REQUIREMENT: Below are records; copy every line in them that holds the word "icon".

(Data about app and page elements)
⟨
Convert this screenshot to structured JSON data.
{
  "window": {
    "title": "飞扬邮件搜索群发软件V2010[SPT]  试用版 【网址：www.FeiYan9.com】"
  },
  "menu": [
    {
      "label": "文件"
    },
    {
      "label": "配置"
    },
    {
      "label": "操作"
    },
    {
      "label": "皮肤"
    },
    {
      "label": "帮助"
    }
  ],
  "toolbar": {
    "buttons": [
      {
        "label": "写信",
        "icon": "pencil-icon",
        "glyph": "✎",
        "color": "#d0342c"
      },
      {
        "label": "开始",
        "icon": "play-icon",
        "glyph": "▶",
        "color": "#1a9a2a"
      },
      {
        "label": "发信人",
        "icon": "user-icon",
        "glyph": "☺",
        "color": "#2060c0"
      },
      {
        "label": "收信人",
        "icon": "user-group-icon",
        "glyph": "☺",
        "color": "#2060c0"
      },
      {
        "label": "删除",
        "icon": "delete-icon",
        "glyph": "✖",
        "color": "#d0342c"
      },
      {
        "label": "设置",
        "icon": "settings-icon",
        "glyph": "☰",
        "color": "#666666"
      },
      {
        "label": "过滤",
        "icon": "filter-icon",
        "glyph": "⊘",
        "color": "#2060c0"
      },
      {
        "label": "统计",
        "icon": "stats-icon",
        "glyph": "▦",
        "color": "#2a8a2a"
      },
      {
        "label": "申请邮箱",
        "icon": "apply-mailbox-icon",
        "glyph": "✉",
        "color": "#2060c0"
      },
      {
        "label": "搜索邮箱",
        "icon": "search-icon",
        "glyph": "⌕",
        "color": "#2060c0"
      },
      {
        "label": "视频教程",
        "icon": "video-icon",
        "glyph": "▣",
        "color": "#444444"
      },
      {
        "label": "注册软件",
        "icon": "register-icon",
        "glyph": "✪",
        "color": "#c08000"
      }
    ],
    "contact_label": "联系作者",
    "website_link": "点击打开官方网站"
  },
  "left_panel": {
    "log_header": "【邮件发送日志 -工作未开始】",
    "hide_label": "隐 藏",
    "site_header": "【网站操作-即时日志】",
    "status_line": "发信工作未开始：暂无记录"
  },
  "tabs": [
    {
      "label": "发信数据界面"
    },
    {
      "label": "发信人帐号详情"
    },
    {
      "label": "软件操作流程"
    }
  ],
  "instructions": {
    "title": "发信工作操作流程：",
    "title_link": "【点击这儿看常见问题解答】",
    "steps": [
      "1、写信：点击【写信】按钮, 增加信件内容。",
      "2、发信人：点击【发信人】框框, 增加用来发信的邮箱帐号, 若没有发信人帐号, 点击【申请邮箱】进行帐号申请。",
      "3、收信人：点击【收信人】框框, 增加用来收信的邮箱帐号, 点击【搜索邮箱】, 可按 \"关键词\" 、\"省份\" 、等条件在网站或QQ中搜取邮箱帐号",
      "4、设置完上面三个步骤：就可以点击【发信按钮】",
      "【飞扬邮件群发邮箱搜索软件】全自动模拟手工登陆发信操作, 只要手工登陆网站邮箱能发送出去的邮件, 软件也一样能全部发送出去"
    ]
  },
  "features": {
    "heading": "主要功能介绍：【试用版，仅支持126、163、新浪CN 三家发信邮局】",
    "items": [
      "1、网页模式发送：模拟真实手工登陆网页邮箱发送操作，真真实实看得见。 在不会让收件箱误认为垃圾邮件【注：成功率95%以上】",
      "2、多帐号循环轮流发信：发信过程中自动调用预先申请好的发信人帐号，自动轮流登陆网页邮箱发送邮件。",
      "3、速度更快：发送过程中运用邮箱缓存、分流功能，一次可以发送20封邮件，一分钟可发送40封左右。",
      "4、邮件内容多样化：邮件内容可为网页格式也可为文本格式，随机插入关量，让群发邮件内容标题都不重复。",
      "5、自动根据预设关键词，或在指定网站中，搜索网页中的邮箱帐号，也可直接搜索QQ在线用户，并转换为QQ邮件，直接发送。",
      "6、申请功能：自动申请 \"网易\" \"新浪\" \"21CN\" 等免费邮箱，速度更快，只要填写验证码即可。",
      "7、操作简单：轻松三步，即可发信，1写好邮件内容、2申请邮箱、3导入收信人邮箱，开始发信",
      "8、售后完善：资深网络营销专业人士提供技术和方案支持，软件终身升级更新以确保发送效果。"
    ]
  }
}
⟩
REPLY TO THE TASK:
        "icon": "pencil-icon",
        "icon": "play-icon",
        "icon": "user-icon",
        "icon": "user-group-icon",
        "icon": "delete-icon",
        "icon": "settings-icon",
        "icon": "filter-icon",
        "icon": "stats-icon",
        "icon": "apply-mailbox-icon",
        "icon": "search-icon",
        "icon": "video-icon",
        "icon": "register-icon",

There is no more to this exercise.